So you are the New York Times public editor.
You receive the following in a communication from a reader named Rachel Hall, who is responding -- in part -- to a Times online feature built on a list of violent acts carried out by self-proclaimed Islamic believers, almost always people who go out of their way to link their actions to their faith. You have also received letters from other Muslims protesting the same feature.
In the article, the author has cherry-picked select cases from across North America, Europe and Australia that have no common threads except that they were planned or perpetrated by a person claiming to be a member of a Muslim community. In today’s world where we are constantly bombarded with a negative narrative about Islam, this kind of reporting only serves to demonize a faith of 1.6 billion people and fuels hate and prejudice against all Muslims who abide not only in North America but around the globe.

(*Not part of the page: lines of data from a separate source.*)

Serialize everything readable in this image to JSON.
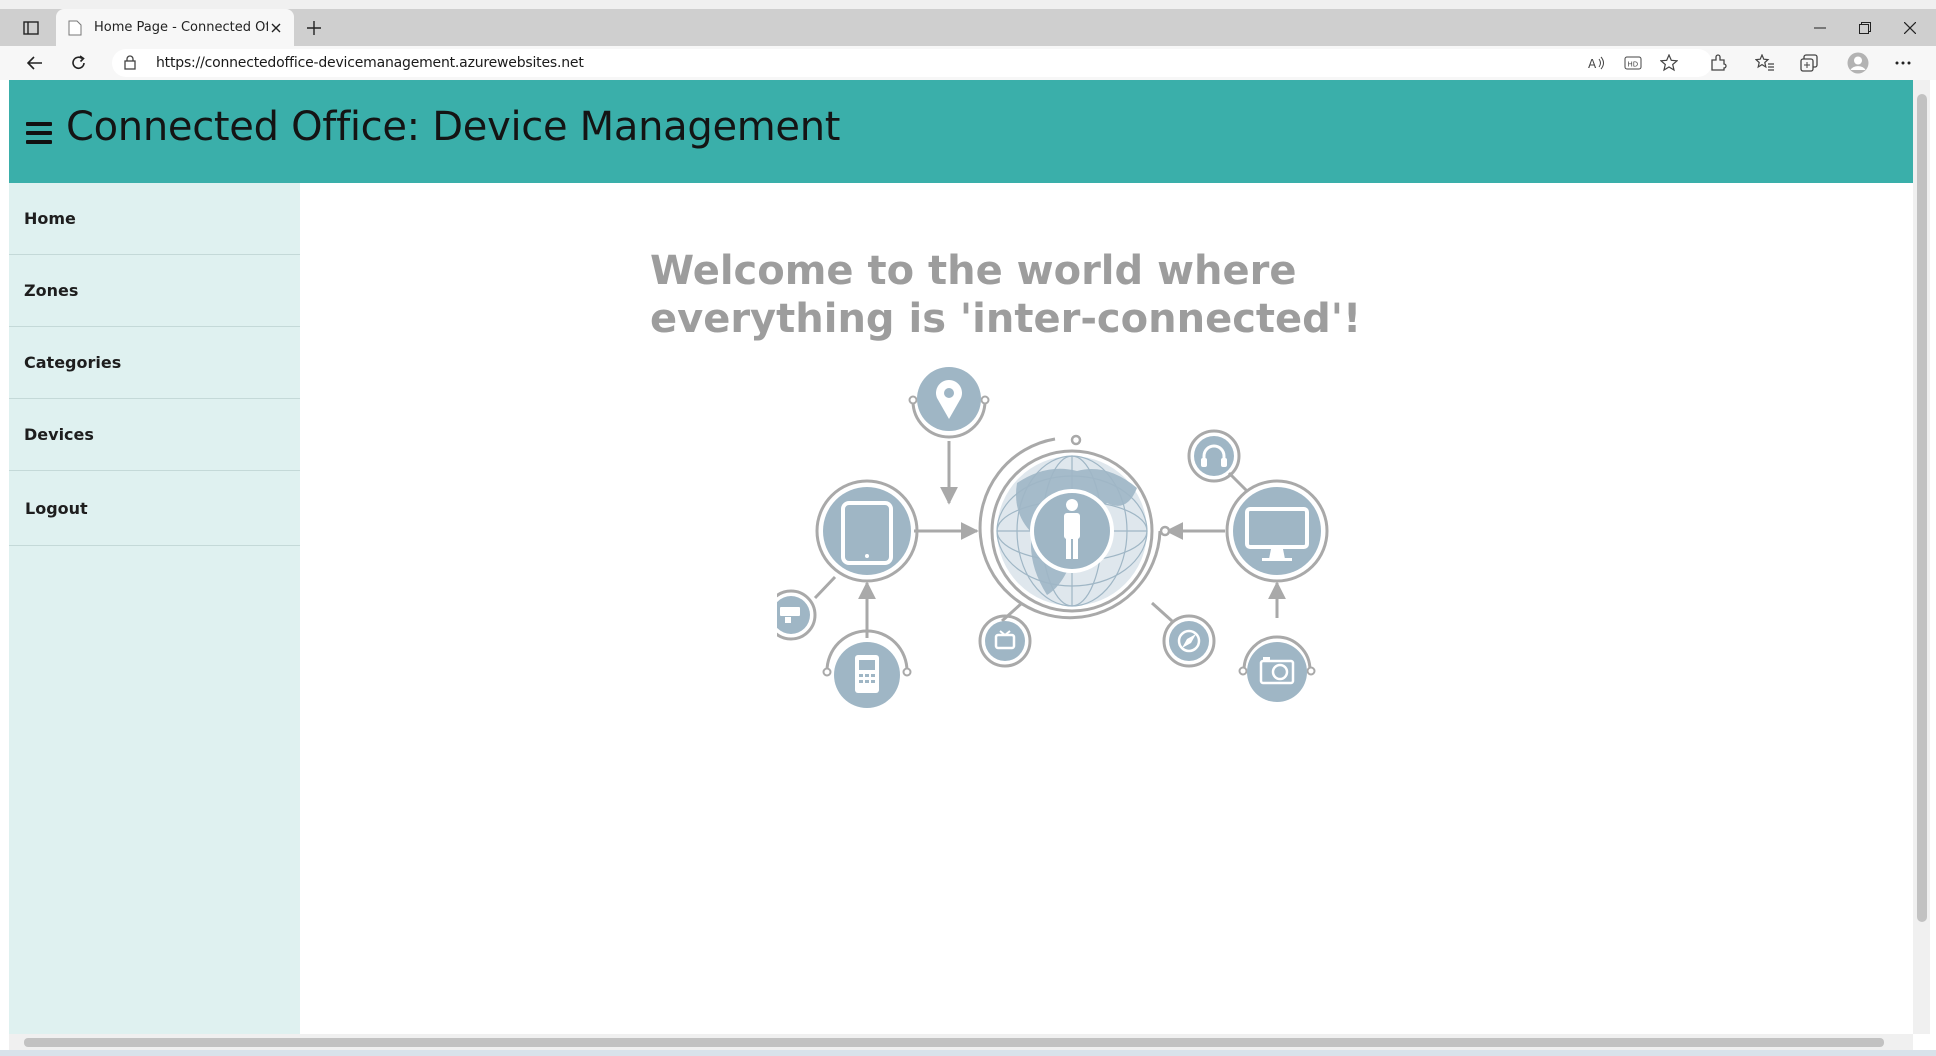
{
  "browser": {
    "tab_title": "Home Page - Connected Office: Device Management",
    "url": "https://connectedoffice-devicemanagement.azurewebsites.net"
  },
  "app": {
    "title": "Connected Office: Device Management"
  },
  "sidebar": {
    "items": [
      {
        "label": "Home"
      },
      {
        "label": "Zones"
      },
      {
        "label": "Categories"
      },
      {
        "label": "Devices"
      },
      {
        "label": "Logout"
      }
    ]
  },
  "main": {
    "welcome_line1": "Welcome to the world where",
    "welcome_line2": "everything is 'inter-connected'!"
  },
  "colors": {
    "header": "#3aafaa",
    "sidebar": "#dff1f0",
    "illustration_fill": "#9fb6c5",
    "illustration_stroke": "#a9a9a9"
  }
}
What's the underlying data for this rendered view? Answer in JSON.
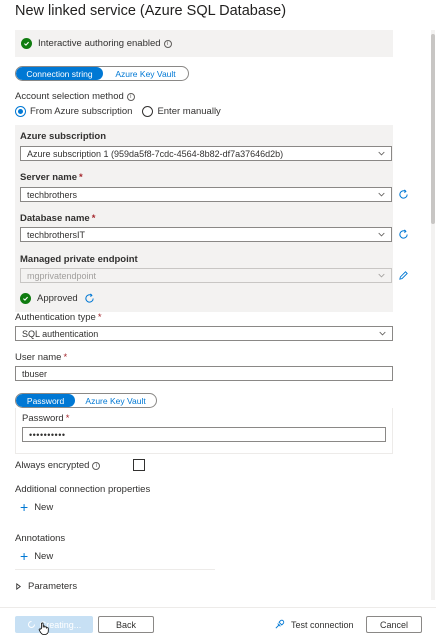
{
  "title": "New linked service (Azure SQL Database)",
  "interactive_authoring": {
    "text": "Interactive authoring enabled"
  },
  "connection_tabs": {
    "active": "Connection string",
    "other": "Azure Key Vault"
  },
  "account_selection": {
    "label": "Account selection method",
    "option_subscription": "From Azure subscription",
    "option_manual": "Enter manually"
  },
  "azure_subscription": {
    "label": "Azure subscription",
    "value": "Azure subscription 1 (959da5f8-7cdc-4564-8b82-df7a37646d2b)"
  },
  "server_name": {
    "label": "Server name",
    "value": "techbrothers"
  },
  "database_name": {
    "label": "Database name",
    "value": "techbrothersIT"
  },
  "managed_endpoint": {
    "label": "Managed private endpoint",
    "value": "mgprivatendpoint",
    "status": "Approved"
  },
  "auth_type": {
    "label": "Authentication type",
    "value": "SQL authentication"
  },
  "user_name": {
    "label": "User name",
    "value": "tbuser"
  },
  "password_tabs": {
    "active": "Password",
    "other": "Azure Key Vault"
  },
  "password": {
    "label": "Password",
    "value": "••••••••••"
  },
  "always_encrypted": {
    "label": "Always encrypted"
  },
  "additional_props": {
    "label": "Additional connection properties",
    "new_label": "New"
  },
  "annotations": {
    "label": "Annotations",
    "new_label": "New"
  },
  "parameters": {
    "label": "Parameters"
  },
  "footer": {
    "creating_label": "Creating...",
    "back_label": "Back",
    "test_label": "Test connection",
    "cancel_label": "Cancel"
  },
  "required_mark": "*",
  "colors": {
    "accent": "#0078d4",
    "success": "#107c10",
    "required": "#a4262c"
  }
}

The people who perpetrate these acts do not represent me or my faith. They do not represent everyday Muslims, but in reading your article it would be easy to see how someone could be confused and think that all Muslims are terrorists. These extremists have hijacked my faith and yet we don’t hear this reported from news outlets such as yours. Instead, the media perpetually fuels fires of hate by not taking care to differentiate between the actions of a small band of crazy people and billions of average everyday individuals who just want to live their lives in peace.
So you are Margaret Sullivan. Looking at this as a journalism issue, how do your respond?
In part, you note -- after talking with the appropriate editors on the international desk, Lydia Polgreen and Michael Slackman -- that this annotated list was merely a sidebar to a news report. It was never meant to be evaluated as a stand-alone effort.
It was hard not to see these events as connected in some way, even if the key connection was not the Islamic faith, but a radical form of the faith claimed by those committing the acts. Thus:
Both editors said they understand the need to be sensitive to people’s faith. And they noted that the headline, by design, referred to “extremists,” leaving the words “Muslim” and “Islamic” out. Ms. Polgreen noted that in most of the cases in the compilation, the culprits were described not as lifelong Muslims but as recent converts or extremists.
“These were unusual Muslims,” she said, and the article portrayed them as such.
Sullivan defended the article, kind of, yet also stressed that more and more readers are encountering articles of this kind in the fragmented, click-forward world of hot-URL social media. As any journalist knows, we live in an age when our old familiar information bundles have come unbundled.
But read her whole response. What think ye?